Our world is constantly changing and developing, every time we turn around there is a…
Author: Luke Freeman, Purpose and Performance Group
Recognition for outstanding performance has been part of human society through history. Ancient Egyptians received the “Golden Fly of Valor” for bravery, and all modern militaries award medals and other honors for exemplary service. While these honors have been awarded for hundreds of years, many of us in contemporary organizations want to move beyond tradition to discover why people seem to be motivated by recognition, and build programs that will elevate the spirit of our team members and play a part in creating employee experiences that lead to sustained financial performance.
And we should. A 2017 study by the Intellective Group found that in 2015 US companies spent $90 billion on non-cash incentives. Leaders want to stretch that money as far as possible to mitigate the $536 billion annual cost of voluntary turnover in the US. Despite the investment, things aren’t trending in the right direction. The average tenure of employees decreased by 6 months between 2014 and 2016. To make matters more difficult for employers, team member expectations keep rising.
Younger generations see competitive pay and benefits as basic requirements, and view psychologically and emotionally fulfilling work experiences as hallmarks that set apart great companies from the rest.
For all these reasons, modern recognition programs have to be designed to reinforce profitable behaviors and build authentic culture that contributes to meaningful employee experiences. Use the following best practices to build and evaluate your recognition system.
“A happy-fun-time” shouldn’t be the outcome you’re shooting for in your recognition program design. Go a step further and identify what strategic goals you’re trying to impact with your recognition investment. Here are a few areas you could consider supplementing with intentional recognition:
- Culture Definition: Reinforce your desired culture by clarifying your purpose and values, identifying behaviors that support each aspect of your culture, and formally recognizing those who live out the behaviors.
- Get Strategic: List the change initiatives your company is executing right now, and design recognition experiences for people who help support reaching major milestones.

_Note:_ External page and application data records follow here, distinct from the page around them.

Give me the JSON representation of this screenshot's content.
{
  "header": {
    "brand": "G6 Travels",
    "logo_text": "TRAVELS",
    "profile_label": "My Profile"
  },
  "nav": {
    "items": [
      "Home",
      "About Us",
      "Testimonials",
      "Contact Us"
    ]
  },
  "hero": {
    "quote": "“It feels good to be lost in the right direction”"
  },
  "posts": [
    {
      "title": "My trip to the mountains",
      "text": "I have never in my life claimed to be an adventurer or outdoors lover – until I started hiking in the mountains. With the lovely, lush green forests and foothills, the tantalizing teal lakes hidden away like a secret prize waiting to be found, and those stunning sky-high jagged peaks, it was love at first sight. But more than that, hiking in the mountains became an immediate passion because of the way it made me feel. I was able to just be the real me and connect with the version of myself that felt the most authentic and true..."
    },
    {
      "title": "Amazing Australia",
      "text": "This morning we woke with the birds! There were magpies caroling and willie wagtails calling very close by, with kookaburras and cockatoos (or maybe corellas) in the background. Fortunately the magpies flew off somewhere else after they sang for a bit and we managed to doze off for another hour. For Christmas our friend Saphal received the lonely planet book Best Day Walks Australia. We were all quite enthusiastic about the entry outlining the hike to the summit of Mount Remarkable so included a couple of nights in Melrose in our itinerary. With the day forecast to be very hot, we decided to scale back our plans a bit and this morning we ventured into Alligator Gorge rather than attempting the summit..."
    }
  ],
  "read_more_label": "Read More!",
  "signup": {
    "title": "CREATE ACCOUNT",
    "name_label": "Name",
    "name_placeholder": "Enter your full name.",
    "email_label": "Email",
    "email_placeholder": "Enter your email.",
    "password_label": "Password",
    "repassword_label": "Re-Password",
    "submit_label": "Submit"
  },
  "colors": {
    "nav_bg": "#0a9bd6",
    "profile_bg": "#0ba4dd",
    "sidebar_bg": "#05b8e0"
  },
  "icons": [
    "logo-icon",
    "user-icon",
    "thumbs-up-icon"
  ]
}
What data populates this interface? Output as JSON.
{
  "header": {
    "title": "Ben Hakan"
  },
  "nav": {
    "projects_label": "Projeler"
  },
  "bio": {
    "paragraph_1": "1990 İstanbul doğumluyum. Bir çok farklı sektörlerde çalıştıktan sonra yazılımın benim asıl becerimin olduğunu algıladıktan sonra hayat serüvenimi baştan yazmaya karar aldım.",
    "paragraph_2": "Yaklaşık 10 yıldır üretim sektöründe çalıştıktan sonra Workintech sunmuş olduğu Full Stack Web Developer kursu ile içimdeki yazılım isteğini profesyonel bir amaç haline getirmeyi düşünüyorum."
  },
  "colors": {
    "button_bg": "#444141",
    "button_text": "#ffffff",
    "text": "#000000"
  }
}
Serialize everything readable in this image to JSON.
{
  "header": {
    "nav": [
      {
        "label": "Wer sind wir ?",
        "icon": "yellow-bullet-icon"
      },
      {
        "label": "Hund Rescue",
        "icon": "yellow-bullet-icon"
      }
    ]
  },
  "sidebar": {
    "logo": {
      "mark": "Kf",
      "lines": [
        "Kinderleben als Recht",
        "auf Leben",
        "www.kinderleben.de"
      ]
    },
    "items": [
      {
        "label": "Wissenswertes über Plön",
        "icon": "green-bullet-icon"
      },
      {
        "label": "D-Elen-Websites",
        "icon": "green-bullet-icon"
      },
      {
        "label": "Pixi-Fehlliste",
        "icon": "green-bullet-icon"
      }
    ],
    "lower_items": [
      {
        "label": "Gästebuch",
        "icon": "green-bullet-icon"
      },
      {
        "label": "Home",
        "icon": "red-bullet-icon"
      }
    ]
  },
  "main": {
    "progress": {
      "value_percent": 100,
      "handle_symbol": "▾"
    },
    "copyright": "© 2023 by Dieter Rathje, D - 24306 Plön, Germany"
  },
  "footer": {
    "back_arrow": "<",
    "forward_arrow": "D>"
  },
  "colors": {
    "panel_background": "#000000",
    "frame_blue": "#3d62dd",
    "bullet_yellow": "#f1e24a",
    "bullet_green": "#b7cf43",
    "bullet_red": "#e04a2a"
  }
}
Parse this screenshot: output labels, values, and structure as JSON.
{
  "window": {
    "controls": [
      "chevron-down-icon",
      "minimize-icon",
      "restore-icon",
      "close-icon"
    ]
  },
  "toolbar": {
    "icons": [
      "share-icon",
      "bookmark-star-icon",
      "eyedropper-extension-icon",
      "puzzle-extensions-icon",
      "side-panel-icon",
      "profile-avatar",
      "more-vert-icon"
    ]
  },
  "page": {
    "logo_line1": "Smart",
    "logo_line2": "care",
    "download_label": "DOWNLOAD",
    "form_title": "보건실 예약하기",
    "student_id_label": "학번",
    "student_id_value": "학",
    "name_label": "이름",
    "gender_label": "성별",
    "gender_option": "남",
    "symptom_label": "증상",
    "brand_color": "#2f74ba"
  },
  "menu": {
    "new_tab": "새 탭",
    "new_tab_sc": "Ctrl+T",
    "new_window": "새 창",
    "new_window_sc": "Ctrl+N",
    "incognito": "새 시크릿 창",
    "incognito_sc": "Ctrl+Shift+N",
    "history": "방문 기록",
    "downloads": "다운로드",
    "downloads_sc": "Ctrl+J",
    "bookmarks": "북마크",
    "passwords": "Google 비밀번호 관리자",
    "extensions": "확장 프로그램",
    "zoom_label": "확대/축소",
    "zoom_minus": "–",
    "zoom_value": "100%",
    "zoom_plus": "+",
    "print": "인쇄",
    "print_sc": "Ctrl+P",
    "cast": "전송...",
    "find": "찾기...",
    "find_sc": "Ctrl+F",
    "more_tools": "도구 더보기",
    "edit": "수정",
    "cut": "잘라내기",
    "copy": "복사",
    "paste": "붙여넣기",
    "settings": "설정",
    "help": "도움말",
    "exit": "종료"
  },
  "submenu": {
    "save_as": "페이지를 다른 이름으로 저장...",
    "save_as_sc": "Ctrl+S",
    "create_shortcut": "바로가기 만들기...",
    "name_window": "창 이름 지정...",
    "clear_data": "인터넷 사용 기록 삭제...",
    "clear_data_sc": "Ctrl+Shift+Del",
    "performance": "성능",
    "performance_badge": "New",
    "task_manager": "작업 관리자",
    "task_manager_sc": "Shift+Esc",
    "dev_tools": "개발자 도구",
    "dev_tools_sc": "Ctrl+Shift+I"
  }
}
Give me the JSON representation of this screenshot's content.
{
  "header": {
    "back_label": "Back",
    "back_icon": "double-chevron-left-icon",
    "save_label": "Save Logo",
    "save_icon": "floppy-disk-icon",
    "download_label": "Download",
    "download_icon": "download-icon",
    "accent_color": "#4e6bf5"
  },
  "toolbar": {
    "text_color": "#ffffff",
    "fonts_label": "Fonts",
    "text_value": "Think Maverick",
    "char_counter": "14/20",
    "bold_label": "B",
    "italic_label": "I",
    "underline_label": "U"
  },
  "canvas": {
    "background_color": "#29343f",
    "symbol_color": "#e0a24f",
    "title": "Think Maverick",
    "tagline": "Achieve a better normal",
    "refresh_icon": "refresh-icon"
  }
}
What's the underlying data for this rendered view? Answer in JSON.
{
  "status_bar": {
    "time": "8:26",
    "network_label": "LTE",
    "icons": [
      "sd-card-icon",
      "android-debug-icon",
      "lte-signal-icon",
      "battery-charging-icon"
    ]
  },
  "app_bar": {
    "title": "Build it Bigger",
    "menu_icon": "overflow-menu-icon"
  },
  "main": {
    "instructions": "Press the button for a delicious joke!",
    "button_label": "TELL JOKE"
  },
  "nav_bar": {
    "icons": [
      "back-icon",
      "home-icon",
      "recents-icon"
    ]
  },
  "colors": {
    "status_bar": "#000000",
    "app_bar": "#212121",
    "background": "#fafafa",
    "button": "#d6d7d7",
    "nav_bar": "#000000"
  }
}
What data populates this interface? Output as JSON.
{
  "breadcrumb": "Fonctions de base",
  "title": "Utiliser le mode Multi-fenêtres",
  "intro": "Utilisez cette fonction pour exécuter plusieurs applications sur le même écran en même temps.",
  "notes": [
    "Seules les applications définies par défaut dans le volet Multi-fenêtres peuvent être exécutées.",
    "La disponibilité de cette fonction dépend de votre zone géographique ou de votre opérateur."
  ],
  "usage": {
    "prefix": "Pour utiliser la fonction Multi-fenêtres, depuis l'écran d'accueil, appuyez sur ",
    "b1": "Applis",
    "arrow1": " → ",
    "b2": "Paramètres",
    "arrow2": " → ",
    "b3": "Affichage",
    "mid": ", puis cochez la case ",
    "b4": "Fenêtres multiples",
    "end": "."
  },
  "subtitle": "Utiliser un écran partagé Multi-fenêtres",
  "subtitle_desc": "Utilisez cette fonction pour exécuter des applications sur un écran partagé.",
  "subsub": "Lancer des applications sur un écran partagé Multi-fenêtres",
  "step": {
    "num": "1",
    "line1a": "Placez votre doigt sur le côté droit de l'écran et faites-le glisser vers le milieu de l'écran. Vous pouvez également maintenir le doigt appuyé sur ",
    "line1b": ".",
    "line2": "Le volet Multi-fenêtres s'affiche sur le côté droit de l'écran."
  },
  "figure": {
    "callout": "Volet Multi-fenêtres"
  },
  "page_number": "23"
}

- Do some Reporting: Who is getting recognized and for what? Pour over your data to help identify high performers and emerging leaders for development and leadership pipelines.
- Customize: What are the non-negotiable key performance indicators for your specific industry and company. Design recognition experiences to reward hitting performance goals or exemplifying characteristics needed in your unique context.
- Open the Black Box: Talk to key managers and get a list of superstar team members. Do some interviews, surveys, or whatever you have to do to identify what drives their performance. Design a recognition program that supports educating the rest of the company on the attributes you identify and recognize everyone who begins to behave like a superstar.
All the custom metrics above are critical, but you should also collect baseline data for the long haul. These domains are all good areas to measure annually so you can track the efficacy of your recognition program:
- Employee engagement (the Gallup Q12 and Utrecht Work Engagement Scale are a good pair)
- Employee Net Promoter Score
- Average tenure
- Industry-specific standard metrics (for example: waste in manufacturing, customer satisfaction in service)
Just measuring random stuff isn’t enough. Be sure you’re not changing too much too fast. It’s best to collect data on recognition program effectiveness after each small adjustment. If your workforce is large enough you can try a few initiatives at once with different experiment groups of randomly selected business units, teams, or individuals. But always be sure to keep measuring baseline information with a control group. You can find a great primer on experiment design here.
All of this sound intimidating? Setting up a research experiment or digging into the behavioral foundations of your culture not your thing? Don’t worry! Being just a little more intentional can help you build the recognition program the people you work with deserve. Just remember that recognition experiences, whether they’re an online badge from a peer, or an award from an executive leader, should make people feel good about themselves, their relationship with the organization, point the way forward for everyone who watches the interaction, and clarify a positive vision of “the way we do things around here”. You can make progress by choosing just one of these recognition ROI non-negotiables:
- Collect an annual employee survey.
- Recognize people for living out your values.
- Record when you make changes to your recognition program so you can compare the timing with lag measures like financial or other performance data in the future.
Can’t Get Enough
Want more nerd-speak about the science of recognition? We’re just a few clicks away.
- Call to talk about your unique situation: most initial studies of your recognition program, employee engagement, or other people practices are relatively quick and inexpensive.
- Let’s get social: LinkedIn, Twitter, Facebook, Instagram
Last but not least, it’s time to recognize you. Great job reading this article! Spending your time learning about measuring the ROI of recognition programs really shows your deep care for the people inside your organization, and that you’re committed to making a difference and designing really cool recognition experiences that will help the individuals and your company win! We can’t wait to see what you come up with.
Learn more about Purpose and Performance Group.